Ella McInerny’s hands shook the first time she saw a deer walk into the range of her scoped, muzzleloader shotgun.

Still, the 13-year-old student from Rockford Middle School squeezed the trigger and didn’t miss. In fact, she’s already tallied four kills on successive hunts with her mom and dad. She was all smiles Friday afternoon on the eve of her fourth season of deer hunting — this time on a special mentored outing at Afton State Park. She’s trying for her first buck.

“I like how energetic it is,’’ Ella said as she and her dad prepared their gear. “Even when I saw a little buck around our house the other day I got excited. You feel that adrenaline.’’

Zeb and Jessica McInerny, Ella’s parents, played a game of rock-paper-scissors for the privilege of accompanying Ella on this year’s hunt. She was one of 30 youth hunters 12 to 15 years old whose names were drawn to hunt in the steeply bluffed state park along the St. Croix River. Each hunter is allowed just one mentor.

“When we won the park’s lottery I could hear my wife screaming on her way back from the mailbox,’’ Zeb said. “This is such a good opportunity.’’

Hooked on whitetails

Forty-six Minnesota state parks were closed this weekend to hold deer hunts of one sort or another. Afton’s hunt is one of 15 set aside for youths. State wildlife managers issued 60 tags for the Afton hunters this year to help save the park from excessive browsing by a highly dense local herd. Park Manager Nick Bartels said the youths have historically filled at least half the tags that the park issues.

Zeb said he was thrilled to out-chance his wife in the rock-paper-scissors challenge. He and Jessica are equally avid deer hunters with many years of experience. They’ve shared many moments of success on family-owned land in western Wisconsin and now have Ella — their middle child — hooked on joining them.

Besides Ella, the McInernys have a younger daughter who can’t wait to start hunting and an older daughter who’s heading into law school. She’s less interested in deer than her sisters.

“My wife has been a great example,’’ Zeb said. “Our kids know it’s not just men who hunt deer.’’

Youth movement

This year, Ella will be one of an estimated 60,000 children between the ages of 10 and 17 who hunt deer in Minnesota. Heading into Saturday’s firearms season opener, youth licenses were up slightly from a year ago. The kids represent about 13% of deer hunters in the state.

They also represent the future of deer hunting, Zeb said. He’s in agreement with the entire fish and wildlife department at the Department of Natural Resources.
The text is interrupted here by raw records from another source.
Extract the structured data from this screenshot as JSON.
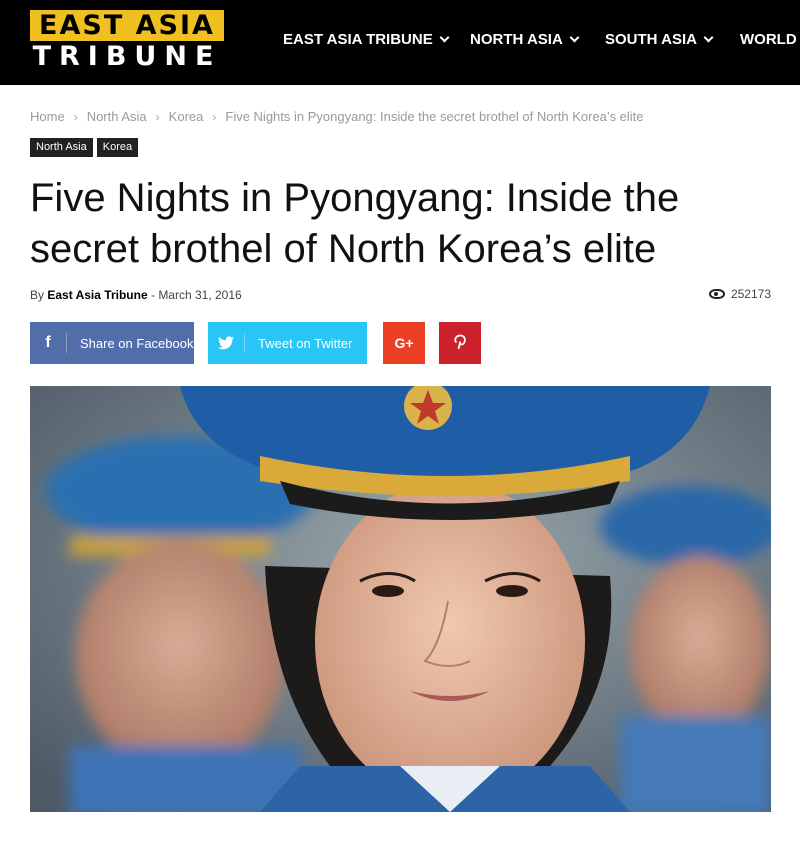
{
  "header": {
    "logo_top": "EAST ASIA",
    "logo_bottom": "TRIBUNE",
    "nav": [
      {
        "label": "EAST ASIA TRIBUNE"
      },
      {
        "label": "NORTH ASIA"
      },
      {
        "label": "SOUTH ASIA"
      },
      {
        "label": "WORLD"
      }
    ]
  },
  "breadcrumb": {
    "items": [
      "Home",
      "North Asia",
      "Korea",
      "Five Nights in Pyongyang: Inside the secret brothel of North Korea’s elite"
    ]
  },
  "tags": [
    "North Asia",
    "Korea"
  ],
  "article": {
    "title": "Five Nights in Pyongyang: Inside the secret brothel of North Korea’s elite",
    "by": "By",
    "author": "East Asia Tribune",
    "date_sep": "-",
    "date": "March 31, 2016",
    "views": "252173"
  },
  "share": {
    "facebook_label": "Share on Facebook",
    "twitter_label": "Tweet on Twitter",
    "googleplus_label": "G+"
  },
  "colors": {
    "brand_yellow": "#f0c020",
    "facebook": "#516eab",
    "twitter": "#29c5f6",
    "googleplus": "#eb4026",
    "pinterest": "#ca212a"
  }
}
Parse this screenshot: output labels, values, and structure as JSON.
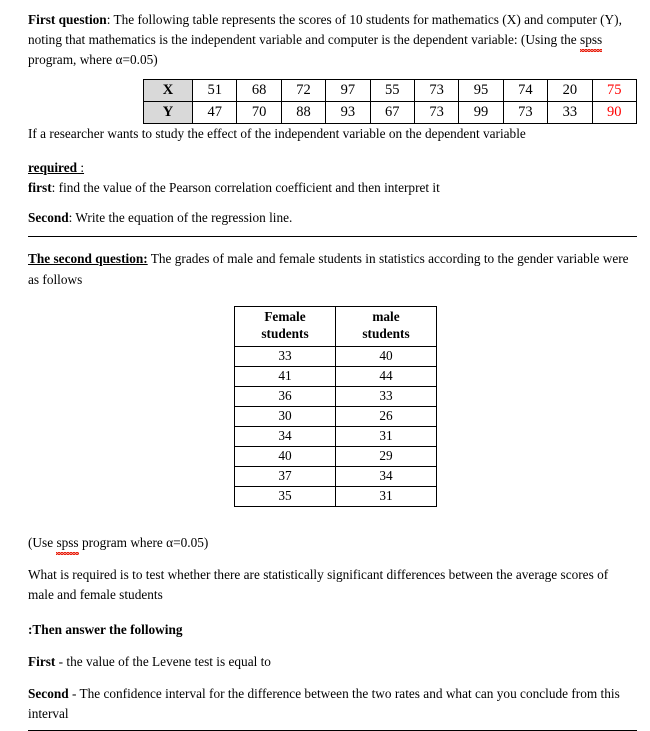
{
  "document": {
    "question1": {
      "heading": "First question",
      "intro_part1": ": The following table represents the scores of 10 students for mathematics (X) and computer (Y), noting that mathematics is the independent variable and computer is the dependent variable: (Using the ",
      "intro_spss": "spss",
      "intro_part2": " program, where α=0.05)",
      "after_table": "If a researcher wants to study the effect of the independent variable on the dependent variable",
      "required_label": "required",
      "required_colon": " :",
      "first_label": "first",
      "first_text": ": find the value of the Pearson correlation coefficient and then interpret it",
      "second_label": "Second",
      "second_text": ": Write the equation of the regression line."
    },
    "table1": {
      "row_labels": [
        "X",
        "Y"
      ],
      "x_values": [
        "51",
        "68",
        "72",
        "97",
        "55",
        "73",
        "95",
        "74",
        "20",
        "75"
      ],
      "y_values": [
        "47",
        "70",
        "88",
        "93",
        "67",
        "73",
        "99",
        "73",
        "33",
        "90"
      ],
      "highlight_color": "#ff0000",
      "header_bg": "#d9d9d9",
      "highlight_column_index": 9
    },
    "question2": {
      "heading": "The second question:",
      "intro": " The grades of male and female students in statistics according to the gender variable were as follows",
      "use_spss_part1": "(Use ",
      "use_spss_word": "spss",
      "use_spss_part2": " program where α=0.05)",
      "requirement": "What is required is to test whether there are statistically significant differences between the average scores of male and female students",
      "then_answer": ":Then answer the following",
      "first_label": "First",
      "first_text": " - the value of the Levene test is equal to",
      "second_label": "Second",
      "second_text": " - The confidence interval for the difference between the two rates and what can you conclude from this interval"
    },
    "table2": {
      "headers": [
        "Female students",
        "male students"
      ],
      "header_line1": [
        "Female",
        "male"
      ],
      "header_line2": [
        "students",
        "students"
      ],
      "rows": [
        [
          "33",
          "40"
        ],
        [
          "41",
          "44"
        ],
        [
          "36",
          "33"
        ],
        [
          "30",
          "26"
        ],
        [
          "34",
          "31"
        ],
        [
          "40",
          "29"
        ],
        [
          "37",
          "34"
        ],
        [
          "35",
          "31"
        ]
      ]
    }
  }
}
Without an uptick in youth participation, fishing and hunting will lose critical funding and risk losing the political support necessary to keep investing in public lands.

“Hunting is in big trouble if we don’t get the younger kids involved,’’ Zeb said.

At Afton State Park, the McInernys and other lottery winners had a week to select a hunting location and set up a stand or blind. The equipment gets packed out of the park when the hunt is over.

Zeb and Ella chose a wooded spot close to one of Afton’s five camper cabins, where they stayed inside the park on Friday night. The site was surrounded by signs of buck traffic. There were large ground scrapes and a fresh rub on a mature tree.

Ella said she was certain she and her dad would see whitetails from their camouflage ground blind on Saturday. But with two days to settle in, she planned to be choosy about her target. A big buck would be nice. But if time starts to slip away, she said, she might lower her standards.

“It’s OK anyway because I like hanging out with my dad,’’ Ella said.

Said Zeb: “We just have to sit and be patient.’’

No matter the outcome, he said, the weekend at Afton promises to be the highlight of his deer season. Ella is busy all year with school, volleyball and softball. Sitting, watching and listening to nature with her inside a barricaded state park is a true gift.

“I just love the fact that I can take my daughter hunting,’’ Zeb said. “I’ve shot enough deer in my life. I get more excited when it’s one of my kids.’’